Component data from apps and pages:

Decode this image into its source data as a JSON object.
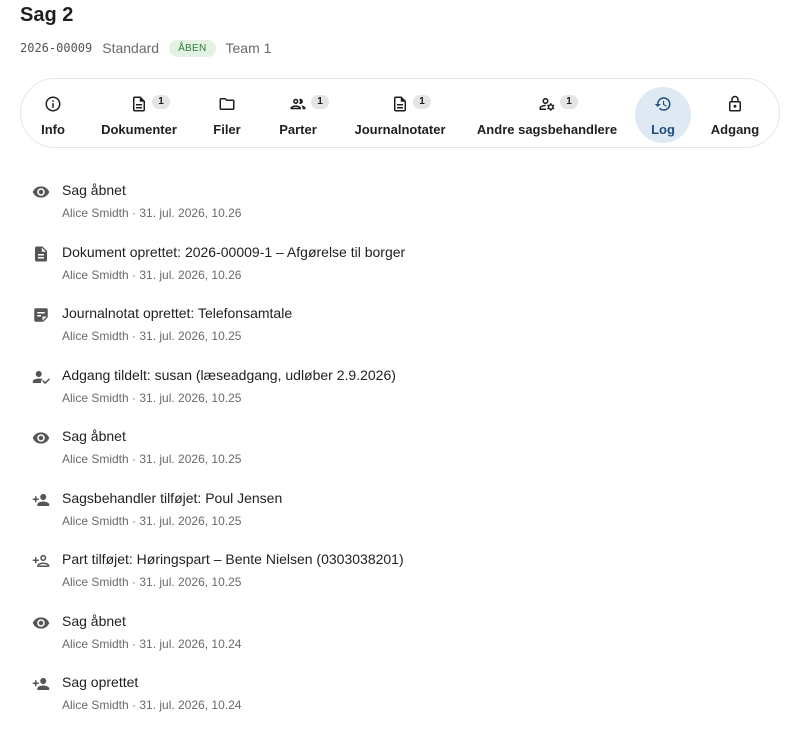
{
  "case": {
    "title": "Sag 2",
    "number": "2026-00009",
    "type": "Standard",
    "status": "ÅBEN",
    "team": "Team 1"
  },
  "tabs": [
    {
      "label": "Info",
      "icon": "info-icon",
      "count": ""
    },
    {
      "label": "Dokumenter",
      "icon": "document-icon",
      "count": "1"
    },
    {
      "label": "Filer",
      "icon": "folder-icon",
      "count": ""
    },
    {
      "label": "Parter",
      "icon": "people-icon",
      "count": "1"
    },
    {
      "label": "Journalnotater",
      "icon": "note-icon",
      "count": "1"
    },
    {
      "label": "Andre sagsbehandlere",
      "icon": "user-gear-icon",
      "count": "1"
    },
    {
      "label": "Log",
      "icon": "history-icon",
      "count": "",
      "active": true
    },
    {
      "label": "Adgang",
      "icon": "lock-icon",
      "count": ""
    }
  ],
  "log": [
    {
      "icon": "eye-icon",
      "title": "Sag åbnet",
      "meta": "Alice Smidth · 31. jul. 2026, 10.26"
    },
    {
      "icon": "document-icon",
      "title": "Dokument oprettet: 2026-00009-1 – Afgørelse til borger",
      "meta": "Alice Smidth · 31. jul. 2026, 10.26"
    },
    {
      "icon": "note-icon",
      "title": "Journalnotat oprettet: Telefonsamtale",
      "meta": "Alice Smidth · 31. jul. 2026, 10.25"
    },
    {
      "icon": "user-check-icon",
      "title": "Adgang tildelt: susan (læseadgang, udløber 2.9.2026)",
      "meta": "Alice Smidth · 31. jul. 2026, 10.25"
    },
    {
      "icon": "eye-icon",
      "title": "Sag åbnet",
      "meta": "Alice Smidth · 31. jul. 2026, 10.25"
    },
    {
      "icon": "person-add-icon",
      "title": "Sagsbehandler tilføjet: Poul Jensen",
      "meta": "Alice Smidth · 31. jul. 2026, 10.25"
    },
    {
      "icon": "person-add-outline-icon",
      "title": "Part tilføjet: Høringspart – Bente Nielsen (0303038201)",
      "meta": "Alice Smidth · 31. jul. 2026, 10.25"
    },
    {
      "icon": "eye-icon",
      "title": "Sag åbnet",
      "meta": "Alice Smidth · 31. jul. 2026, 10.24"
    },
    {
      "icon": "person-add-icon",
      "title": "Sag oprettet",
      "meta": "Alice Smidth · 31. jul. 2026, 10.24"
    }
  ]
}
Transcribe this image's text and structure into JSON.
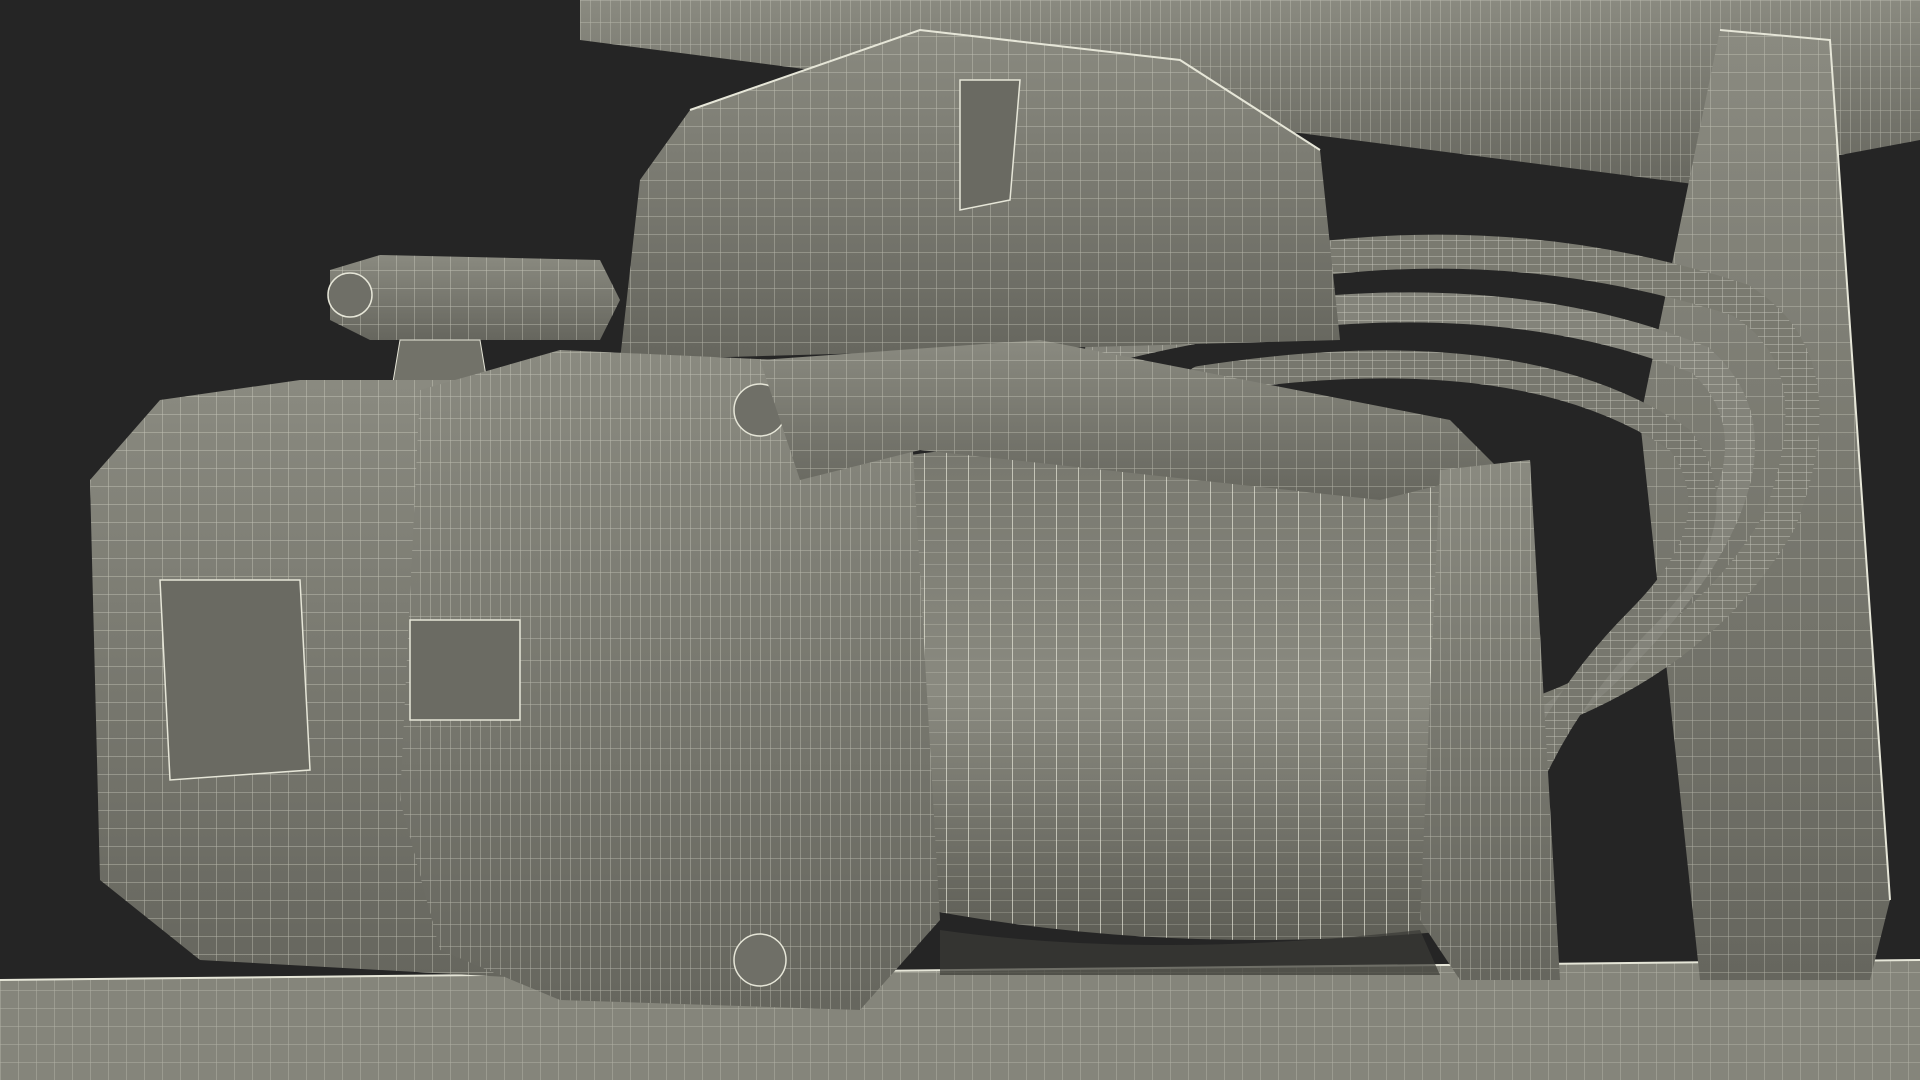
{
  "scene": {
    "subject_icon": "winch-icon",
    "render_mode": "wireframe-on-shaded",
    "colors": {
      "background": "#252525",
      "surface": "#7c7c72",
      "surface_light": "#8e8e84",
      "surface_dark": "#5f5f57",
      "wire": "#e6e6d8"
    }
  }
}
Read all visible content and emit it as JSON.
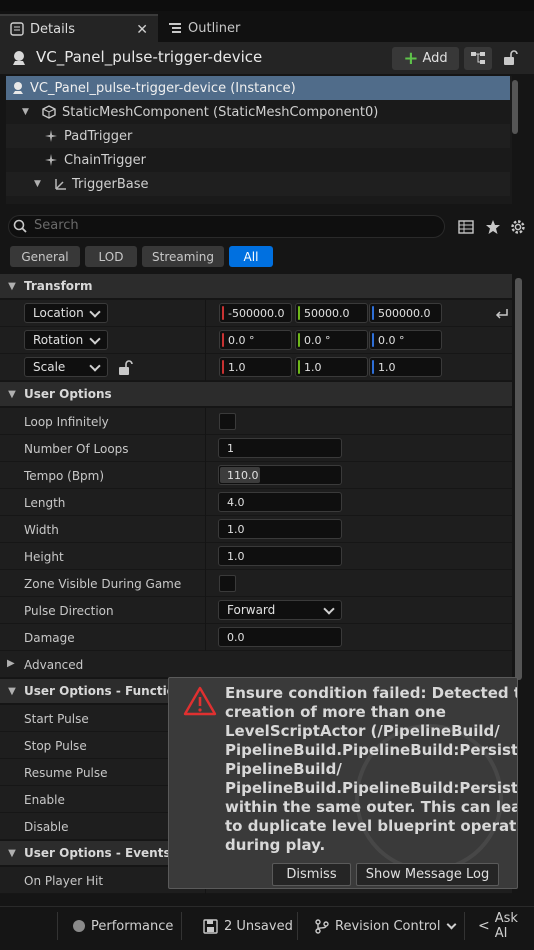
{
  "tabs": [
    {
      "label": "Details",
      "close": "✕"
    },
    {
      "label": "Outliner"
    }
  ],
  "header": {
    "actor_name": "VC_Panel_pulse-trigger-device",
    "add_label": "Add"
  },
  "tree": [
    {
      "label": "VC_Panel_pulse-trigger-device (Instance)",
      "selected": true
    },
    {
      "label": "StaticMeshComponent (StaticMeshComponent0)"
    },
    {
      "label": "PadTrigger"
    },
    {
      "label": "ChainTrigger"
    },
    {
      "label": "TriggerBase"
    }
  ],
  "search": {
    "placeholder": "Search"
  },
  "filters": [
    "General",
    "LOD",
    "Streaming",
    "All"
  ],
  "active_filter": "All",
  "transform": {
    "title": "Transform",
    "location": {
      "label": "Location",
      "x": "-500000.0",
      "y": "50000.0",
      "z": "500000.0"
    },
    "rotation": {
      "label": "Rotation",
      "x": "0.0 °",
      "y": "0.0 °",
      "z": "0.0 °"
    },
    "scale": {
      "label": "Scale",
      "x": "1.0",
      "y": "1.0",
      "z": "1.0"
    }
  },
  "user_options": {
    "title": "User Options",
    "rows": [
      {
        "label": "Loop Infinitely",
        "type": "checkbox",
        "checked": false
      },
      {
        "label": "Number Of Loops",
        "type": "number",
        "value": "1"
      },
      {
        "label": "Tempo (Bpm)",
        "type": "slider",
        "value": "110.0",
        "fill": 0.33
      },
      {
        "label": "Length",
        "type": "number",
        "value": "4.0"
      },
      {
        "label": "Width",
        "type": "number",
        "value": "1.0"
      },
      {
        "label": "Height",
        "type": "number",
        "value": "1.0"
      },
      {
        "label": "Zone Visible During Game",
        "type": "checkbox",
        "checked": false
      },
      {
        "label": "Pulse Direction",
        "type": "select",
        "value": "Forward"
      },
      {
        "label": "Damage",
        "type": "number",
        "value": "0.0"
      }
    ],
    "advanced": "Advanced"
  },
  "functions": {
    "title": "User Options - Functions",
    "rows": [
      "Start Pulse",
      "Stop Pulse",
      "Resume Pulse",
      "Enable",
      "Disable"
    ]
  },
  "events": {
    "title": "User Options - Events",
    "rows": [
      "On Player Hit"
    ]
  },
  "toast": {
    "lines": [
      "Ensure condition failed: Detected the",
      "creation of more than one",
      "LevelScriptActor (/PipelineBuild/",
      "PipelineBuild.PipelineBuild:PersistentLe",
      "PipelineBuild/",
      "PipelineBuild.PipelineBuild:PersistentLe",
      "within the same outer. This can lead",
      "to duplicate level blueprint operations",
      "during play."
    ],
    "dismiss": "Dismiss",
    "show_log": "Show Message Log"
  },
  "statusbar": {
    "performance": "Performance",
    "unsaved": "2 Unsaved",
    "revision": "Revision Control",
    "ask": "Ask AI"
  },
  "colors": {
    "accent": "#0070e0",
    "selection": "#506c8a",
    "x_axis": "#c83232",
    "y_axis": "#6fb81a",
    "z_axis": "#2e6fd8",
    "warning": "#e03030"
  }
}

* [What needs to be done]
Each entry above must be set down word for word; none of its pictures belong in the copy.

* [Problem solution]
Decode this image into its source data as a JSON object.
{
  "case": {
    "title": "Sag 2",
    "number": "2026-00009",
    "type": "Standard",
    "status": "ÅBEN",
    "team": "Team 1"
  },
  "tabs": [
    {
      "label": "Info",
      "icon": "info-icon",
      "count": ""
    },
    {
      "label": "Dokumenter",
      "icon": "document-icon",
      "count": "1"
    },
    {
      "label": "Filer",
      "icon": "folder-icon",
      "count": ""
    },
    {
      "label": "Parter",
      "icon": "people-icon",
      "count": "1"
    },
    {
      "label": "Journalnotater",
      "icon": "note-icon",
      "count": "1"
    },
    {
      "label": "Andre sagsbehandlere",
      "icon": "user-gear-icon",
      "count": "1"
    },
    {
      "label": "Log",
      "icon": "history-icon",
      "count": "",
      "active": true
    },
    {
      "label": "Adgang",
      "icon": "lock-icon",
      "count": ""
    }
  ],
  "log": [
    {
      "icon": "eye-icon",
      "title": "Sag åbnet",
      "meta": "Alice Smidth · 31. jul. 2026, 10.26"
    },
    {
      "icon": "document-icon",
      "title": "Dokument oprettet: 2026-00009-1 – Afgørelse til borger",
      "meta": "Alice Smidth · 31. jul. 2026, 10.26"
    },
    {
      "icon": "note-icon",
      "title": "Journalnotat oprettet: Telefonsamtale",
      "meta": "Alice Smidth · 31. jul. 2026, 10.25"
    },
    {
      "icon": "user-check-icon",
      "title": "Adgang tildelt: susan (læseadgang, udløber 2.9.2026)",
      "meta": "Alice Smidth · 31. jul. 2026, 10.25"
    },
    {
      "icon": "eye-icon",
      "title": "Sag åbnet",
      "meta": "Alice Smidth · 31. jul. 2026, 10.25"
    },
    {
      "icon": "person-add-icon",
      "title": "Sagsbehandler tilføjet: Poul Jensen",
      "meta": "Alice Smidth · 31. jul. 2026, 10.25"
    },
    {
      "icon": "person-add-outline-icon",
      "title": "Part tilføjet: Høringspart – Bente Nielsen (0303038201)",
      "meta": "Alice Smidth · 31. jul. 2026, 10.25"
    },
    {
      "icon": "eye-icon",
      "title": "Sag åbnet",
      "meta": "Alice Smidth · 31. jul. 2026, 10.24"
    },
    {
      "icon": "person-add-icon",
      "title": "Sag oprettet",
      "meta": "Alice Smidth · 31. jul. 2026, 10.24"
    }
  ]
}
Transcribe this image's text and structure into JSON.
{
  "scene": {
    "subject_icon": "winch-icon",
    "render_mode": "wireframe-on-shaded",
    "colors": {
      "background": "#252525",
      "surface": "#7c7c72",
      "surface_light": "#8e8e84",
      "surface_dark": "#5f5f57",
      "wire": "#e6e6d8"
    }
  }
}
Read all visible content and emit it as JSON.
{
  "tabs": [
    {
      "label": "Details",
      "close": "✕"
    },
    {
      "label": "Outliner"
    }
  ],
  "header": {
    "actor_name": "VC_Panel_pulse-trigger-device",
    "add_label": "Add"
  },
  "tree": [
    {
      "label": "VC_Panel_pulse-trigger-device (Instance)",
      "selected": true
    },
    {
      "label": "StaticMeshComponent (StaticMeshComponent0)"
    },
    {
      "label": "PadTrigger"
    },
    {
      "label": "ChainTrigger"
    },
    {
      "label": "TriggerBase"
    }
  ],
  "search": {
    "placeholder": "Search"
  },
  "filters": [
    "General",
    "LOD",
    "Streaming",
    "All"
  ],
  "active_filter": "All",
  "transform": {
    "title": "Transform",
    "location": {
      "label": "Location",
      "x": "-500000.0",
      "y": "50000.0",
      "z": "500000.0"
    },
    "rotation": {
      "label": "Rotation",
      "x": "0.0 °",
      "y": "0.0 °",
      "z": "0.0 °"
    },
    "scale": {
      "label": "Scale",
      "x": "1.0",
      "y": "1.0",
      "z": "1.0"
    }
  },
  "user_options": {
    "title": "User Options",
    "rows": [
      {
        "label": "Loop Infinitely",
        "type": "checkbox",
        "checked": false
      },
      {
        "label": "Number Of Loops",
        "type": "number",
        "value": "1"
      },
      {
        "label": "Tempo (Bpm)",
        "type": "slider",
        "value": "110.0",
        "fill": 0.33
      },
      {
        "label": "Length",
        "type": "number",
        "value": "4.0"
      },
      {
        "label": "Width",
        "type": "number",
        "value": "1.0"
      },
      {
        "label": "Height",
        "type": "number",
        "value": "1.0"
      },
      {
        "label": "Zone Visible During Game",
        "type": "checkbox",
        "checked": false
      },
      {
        "label": "Pulse Direction",
        "type": "select",
        "value": "Forward"
      },
      {
        "label": "Damage",
        "type": "number",
        "value": "0.0"
      }
    ],
    "advanced": "Advanced"
  },
  "functions": {
    "title": "User Options - Functions",
    "rows": [
      "Start Pulse",
      "Stop Pulse",
      "Resume Pulse",
      "Enable",
      "Disable"
    ]
  },
  "events": {
    "title": "User Options - Events",
    "rows": [
      "On Player Hit"
    ]
  },
  "toast": {
    "lines": [
      "Ensure condition failed: Detected the",
      "creation of more than one",
      "LevelScriptActor (/PipelineBuild/",
      "PipelineBuild.PipelineBuild:PersistentLe",
      "PipelineBuild/",
      "PipelineBuild.PipelineBuild:PersistentLe",
      "within the same outer. This can lead",
      "to duplicate level blueprint operations",
      "during play."
    ],
    "dismiss": "Dismiss",
    "show_log": "Show Message Log"
  },
  "statusbar": {
    "performance": "Performance",
    "unsaved": "2 Unsaved",
    "revision": "Revision Control",
    "ask": "Ask AI"
  },
  "colors": {
    "accent": "#0070e0",
    "selection": "#506c8a",
    "x_axis": "#c83232",
    "y_axis": "#6fb81a",
    "z_axis": "#2e6fd8",
    "warning": "#e03030"
  }
}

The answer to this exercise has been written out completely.